The dawn of the #MeToo moment found me inspired. Months later, I confess I’m getting tired. Tired of repeating myself in this debate over what to do with all of these creepy men, everywhere, and tired of telling even the good men what it is they need to do—and not do—and whether, in fact, they have already done it and are about to get caught. I am tired of being expected to grapple with ancient arguments like those in Stephen Marche’s New York Times op-ed “The Unexamined Brutality of the Male Libido,” as though he invented the claim that violence is intrinsic to men’s sexuality. That’s the self-serving foundation of patriarchy, doofus. We are supposed to civilize you animals: men. But we’re all animals, expected to restrain much more than just our animal sexual urges, and most of us do it reasonably well. Why is this an excuse? Also: isn’t the goal of sexual intimacy to negotiate what sex means to us, anyway?
Also: I’m done trying to civilize lazy men like you. I’m calling in sick from now on. I’m also sick of debating the proper consequences for these disappointing men. Should House of Cards or Transparent or the future oeuvre of Louis C.K. die for Kevin Spacey or Jeffrey Tambor or C.K.’s sexual sins? I don’t care. Wake me when it’s over.
You know what I’m not tired of? The suddenly obvious issues I don’t even have time to examine. Like the infrastructure of oppression that’s come into sharp focus this year. I’m staggered by the way this ugly patriarchal culture has shaped, or misshaped, women’s lives. We can suddenly see clearly all the time and energy that we spend fending off gross come-ons, and much worse. And we can imagine, if we dare, what our lives might have been like if we could have put all that energy into our art, our work, our friends and families. I feel like I’ve lived my life in rooms where the ceilings are so low that I can’t stand up. I want to stand up. And I want to know the stories of the women who left the fields of acting, directing, journalism because of this abuse.

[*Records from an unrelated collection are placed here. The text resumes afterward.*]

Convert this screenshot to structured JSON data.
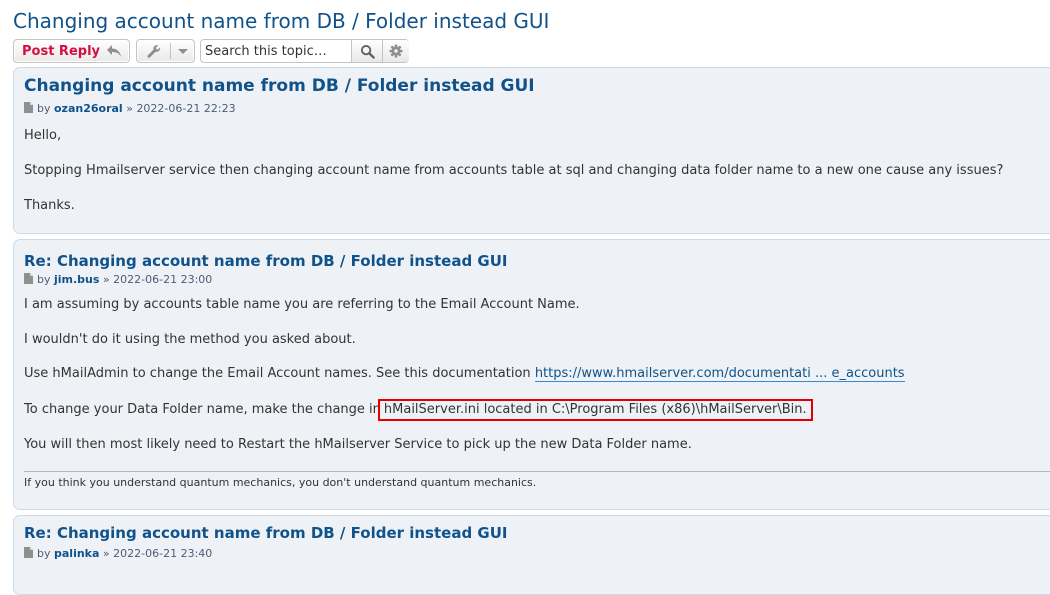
{
  "topic": {
    "title": "Changing account name from DB / Folder instead GUI"
  },
  "actions": {
    "post_reply_label": "Post Reply",
    "search_placeholder": "Search this topic…"
  },
  "icons": {
    "reply": "reply-arrow-icon",
    "tools": "wrench-icon",
    "dropdown": "caret-down-icon",
    "search": "magnifier-icon",
    "advanced_search": "gear-icon",
    "post": "page-icon"
  },
  "colors": {
    "link": "#105289",
    "reply_button": "#d31141",
    "post_bg": "#eef2f6",
    "highlight_box": "#e20000"
  },
  "posts": [
    {
      "title": "Changing account name from DB / Folder instead GUI",
      "by": "by",
      "author": "ozan26oral",
      "separator": "»",
      "date": "2022-06-21 22:23",
      "paragraphs": [
        "Hello,",
        "Stopping Hmailserver service then changing account name from accounts table at sql and changing data folder name to a new one cause any issues?",
        "Thanks."
      ]
    },
    {
      "title": "Re: Changing account name from DB / Folder instead GUI",
      "by": "by",
      "author": "jim.bus",
      "separator": "»",
      "date": "2022-06-21 23:00",
      "p1": "I am assuming by accounts table name you are referring to the Email Account Name.",
      "p2": "I wouldn't do it using the method you asked about.",
      "p3_prefix": "Use hMailAdmin to change the Email Account names. See this documentation ",
      "p3_link": "https://www.hmailserver.com/documentati ... e_accounts",
      "p4_prefix": "To change your Data Folder name, make the change in",
      "p4_highlight": "hMailServer.ini located in C:\\Program Files (x86)\\hMailServer\\Bin.",
      "p5": "You will then most likely need to Restart the hMailserver Service to pick up the new Data Folder name.",
      "signature": "If you think you understand quantum mechanics, you don't understand quantum mechanics."
    },
    {
      "title": "Re: Changing account name from DB / Folder instead GUI",
      "by": "by",
      "author": "palinka",
      "separator": "»",
      "date": "2022-06-21 23:40"
    }
  ]
}
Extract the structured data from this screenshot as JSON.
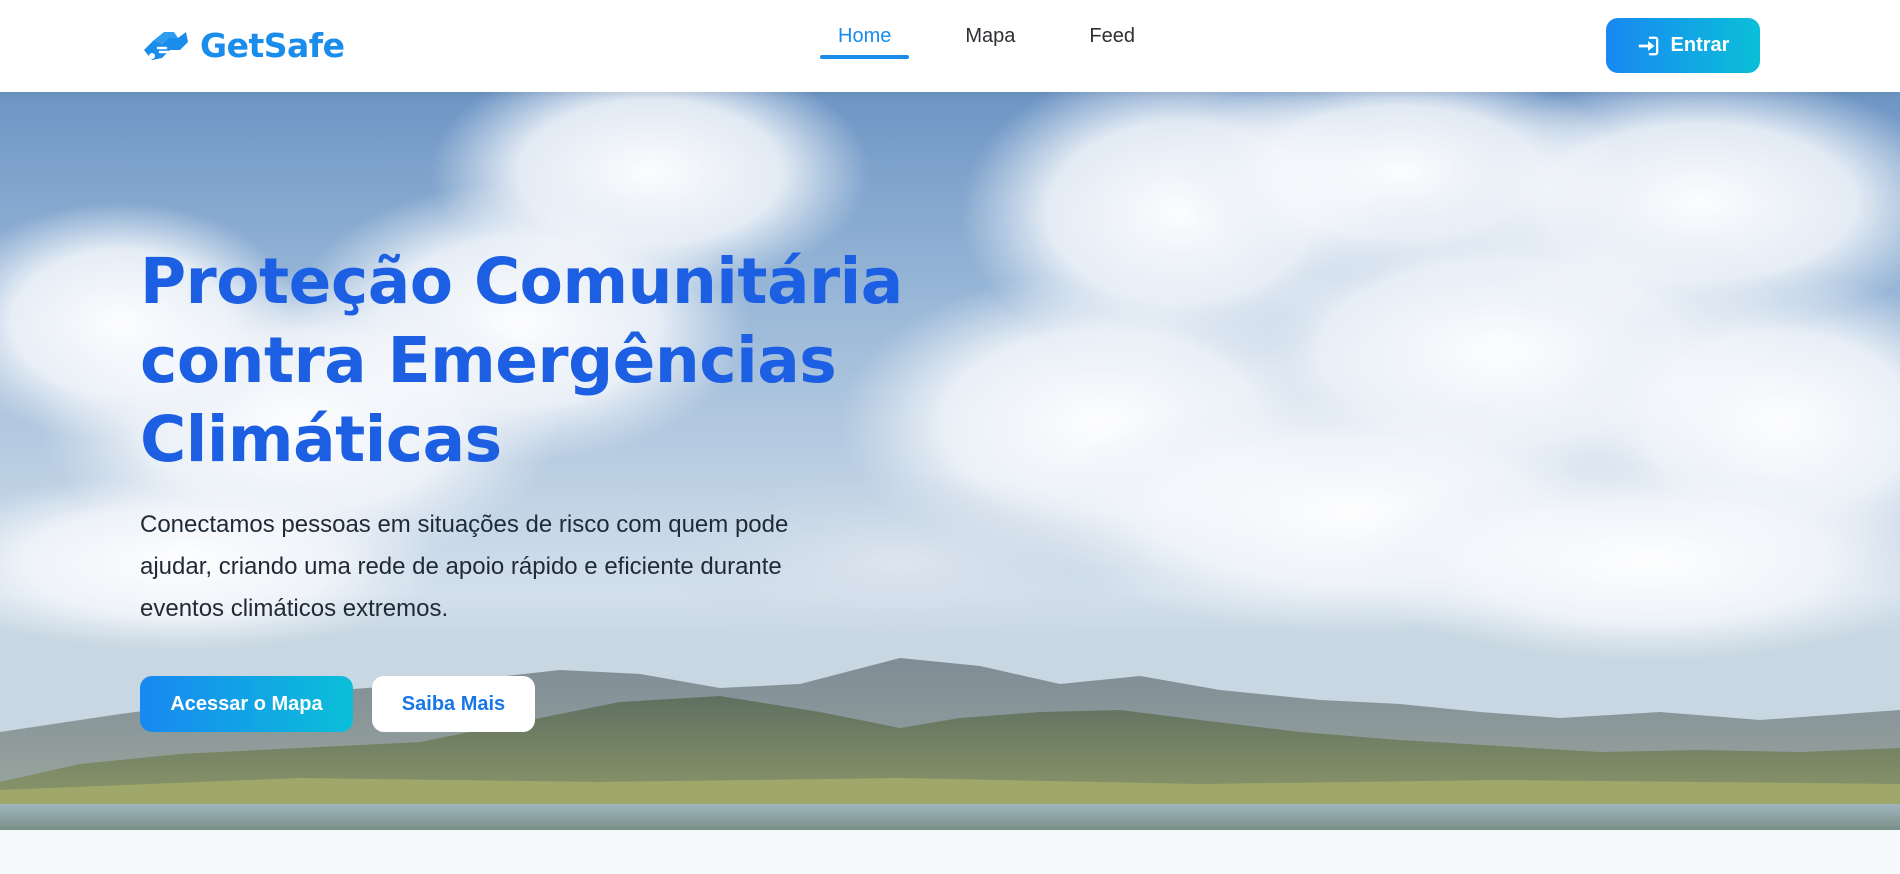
{
  "brand": {
    "name": "GetSafe",
    "icon": "handshake-icon",
    "color": "#1a8ceb"
  },
  "nav": {
    "items": [
      {
        "label": "Home",
        "active": true
      },
      {
        "label": "Mapa",
        "active": false
      },
      {
        "label": "Feed",
        "active": false
      }
    ],
    "login_button": {
      "label": "Entrar",
      "icon": "sign-in-icon"
    }
  },
  "hero": {
    "title_lines": [
      "Proteção Comunitária",
      "contra Emergências",
      "Climáticas"
    ],
    "description": "Conectamos pessoas em situações de risco com quem pode ajudar, criando uma rede de apoio rápido e eficiente durante eventos climáticos extremos.",
    "primary_button": "Acessar o Mapa",
    "secondary_button": "Saiba Mais",
    "background": "sky-clouds-mountains-lake-photo"
  },
  "colors": {
    "accent": "#1a8ceb",
    "title": "#1c5fe2",
    "gradient_start": "#1888f2",
    "gradient_end": "#0bbfd8"
  }
}
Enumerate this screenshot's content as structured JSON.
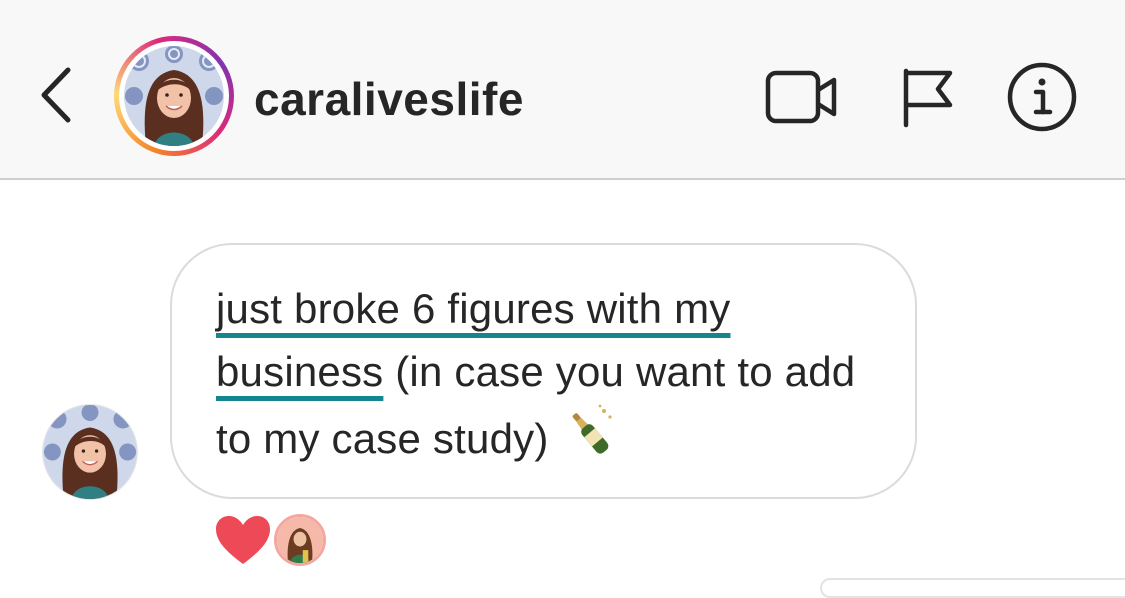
{
  "header": {
    "back_icon": "chevron-left-icon",
    "username": "caraliveslife",
    "actions": [
      {
        "name": "video-call",
        "icon": "video-camera-icon"
      },
      {
        "name": "report",
        "icon": "flag-icon"
      },
      {
        "name": "info",
        "icon": "info-icon"
      }
    ]
  },
  "message": {
    "text_part1": "just broke 6 figures with my",
    "text_part2": "business",
    "text_part3": " (in case you want to add to my case study) ",
    "emoji_icon": "champagne-bottle-icon",
    "reaction_icon": "heart-icon"
  },
  "colors": {
    "highlight_underline": "#13868f",
    "reaction_heart": "#ed4956",
    "text": "#262626"
  }
}
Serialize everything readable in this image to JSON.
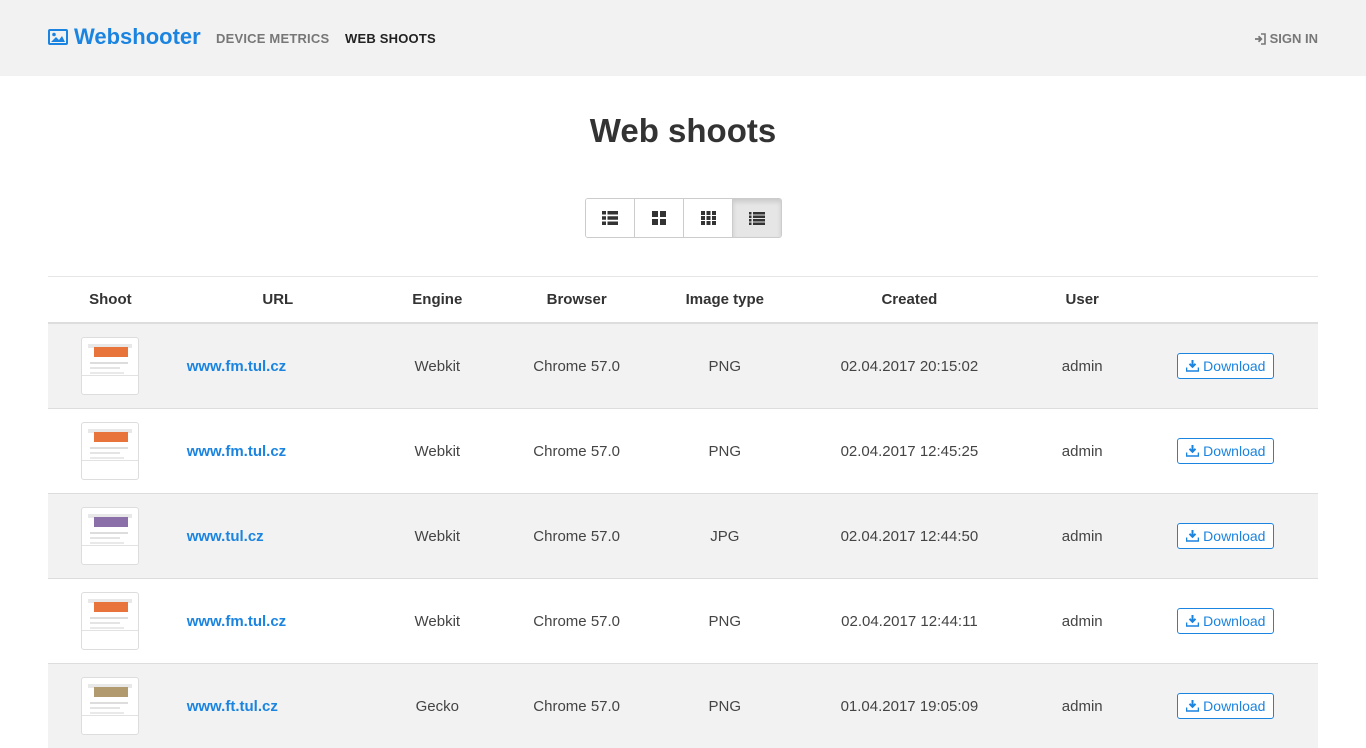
{
  "nav": {
    "brand": "Webshooter",
    "links": [
      "DEVICE METRICS",
      "WEB SHOOTS"
    ],
    "signin": "SIGN IN"
  },
  "page": {
    "title": "Web shoots"
  },
  "view_modes": [
    "list-thumbnails-icon",
    "grid-large-icon",
    "grid-small-icon",
    "list-icon"
  ],
  "table": {
    "headers": [
      "Shoot",
      "URL",
      "Engine",
      "Browser",
      "Image type",
      "Created",
      "User",
      ""
    ],
    "rows": [
      {
        "url": "www.fm.tul.cz",
        "engine": "Webkit",
        "browser": "Chrome 57.0",
        "type": "PNG",
        "created": "02.04.2017 20:15:02",
        "user": "admin",
        "action": "Download"
      },
      {
        "url": "www.fm.tul.cz",
        "engine": "Webkit",
        "browser": "Chrome 57.0",
        "type": "PNG",
        "created": "02.04.2017 12:45:25",
        "user": "admin",
        "action": "Download"
      },
      {
        "url": "www.tul.cz",
        "engine": "Webkit",
        "browser": "Chrome 57.0",
        "type": "JPG",
        "created": "02.04.2017 12:44:50",
        "user": "admin",
        "action": "Download"
      },
      {
        "url": "www.fm.tul.cz",
        "engine": "Webkit",
        "browser": "Chrome 57.0",
        "type": "PNG",
        "created": "02.04.2017 12:44:11",
        "user": "admin",
        "action": "Download"
      },
      {
        "url": "www.ft.tul.cz",
        "engine": "Gecko",
        "browser": "Chrome 57.0",
        "type": "PNG",
        "created": "01.04.2017 19:05:09",
        "user": "admin",
        "action": "Download"
      }
    ]
  },
  "colors": {
    "accent": "#1a84e0",
    "navbar_bg": "#f2f2f3",
    "stripe": "#f2f2f2",
    "thumb_hero": [
      "#e8743b",
      "#e8743b",
      "#8a6fa8",
      "#e8743b",
      "#b09a6e"
    ]
  }
}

I also want to understand how a cadre of male journalists now accused of some kind of sexual abuse distorted the historic presidential candidacy of Hillary Clinton—who lost to pussy grabber in chief Donald Trump. From the mediocre Mark Halperin, the tedious chin-stroker Charlie Rose (if only he kept his hands on his chin), NBC’s irritating Matt Lauer, who nuked Clinton at the commander-in-chief forum; to the left-wingers now charged with abuse like The Young Turks’ Jordan Chariton; and let’s not forget the late Roger Ailes, creator of Fox News, or his mentee Bill O’Reilly. All of these men, over the years, helped create the stereotype of Clinton as a lying, hectoring, sexless harpie, which her serially adulterous, sexually abusive opponent rode to victory. I’m indebted to Rebecca Traister for first pointing this out. Now it’s impossible to unsee, and I want to understand how it worked.
So I’m checking out of the debate, at least temporarily, over consequences for these men, and over what they need to learn. I’m more focused right now on what women need to learn, and I don’t want to give that up to help men. Or even to help punish them.